The 27-year-old actor is referring to the 2020 Broadway Con where fans of the show came in droves to support their segment, even though by then they have not officially opened yet.
In her short stint so far, Macasaet said she has already learned a lot, and on top of that list is hard work.
“I think what I can say is that nothing stops when you get to Broadway. In fact, it’s hard. It’s hard work,” she explained. “And it’s hard work to stay disciplined, to make sure that your body’s okay, to make sure that you’re taking care of yourself emotionally, spiritually, physically. That should always be a priority.”
A lifelong fan of musicals, Macasaet said she loved watching Wizard of Oz and Annie when she was growing up.
“I was also drawn to Disney growing up. So Mulan was always someone that I love because she looked like me. And it was hard because, you know, you grow up as a Filipino little girl and you don’t see people who look like you out in the theater world or Disney,” she said. “And now times are changing. And now I’m falling in love with more musicals because of the opportunities that they present and are not limited anymore. And we still have, like, ways to go with it.”
She enjoyed watching Hadestown last year and mentioned she was very happy to see Filipino American actor Eva Noblezada among the principal cast members of the show.
For young Filipino Americans who might want to consider a career on Broadway, Macasaet’s message is simple: don’t limit yourself and work hard.
“Be kind to everybody around you. And you know, be patient. Trust that God, the universe will provide for you. You’re not alone. People struggle in this industry, and it’s hard, it’s hard. You have to be okay with rejection.
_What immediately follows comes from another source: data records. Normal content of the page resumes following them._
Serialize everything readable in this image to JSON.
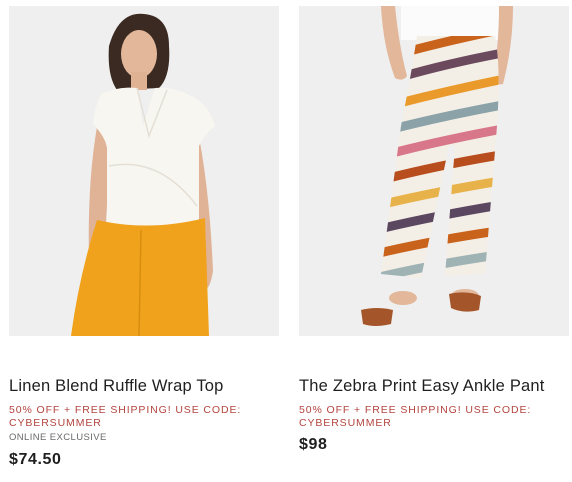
{
  "products": [
    {
      "image_alt": "linen-wrap-top-photo",
      "title": "Linen Blend Ruffle Wrap Top",
      "promo": "50% OFF + FREE SHIPPING! USE CODE: CYBERSUMMER",
      "badge": "ONLINE EXCLUSIVE",
      "price": "$74.50"
    },
    {
      "image_alt": "zebra-print-pant-photo",
      "title": "The Zebra Print Easy Ankle Pant",
      "promo": "50% OFF + FREE SHIPPING! USE CODE: CYBERSUMMER",
      "price": "$98"
    }
  ],
  "colors": {
    "promo": "#b3453f",
    "text": "#1f1f1f",
    "badge": "#6a6a6a",
    "photo_bg": "#efefef",
    "pant_yellow": "#f0a21c"
  }
}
But that should propel you even more for the next opportunity. Work hard and be kind and be patient because it will happen,” she said.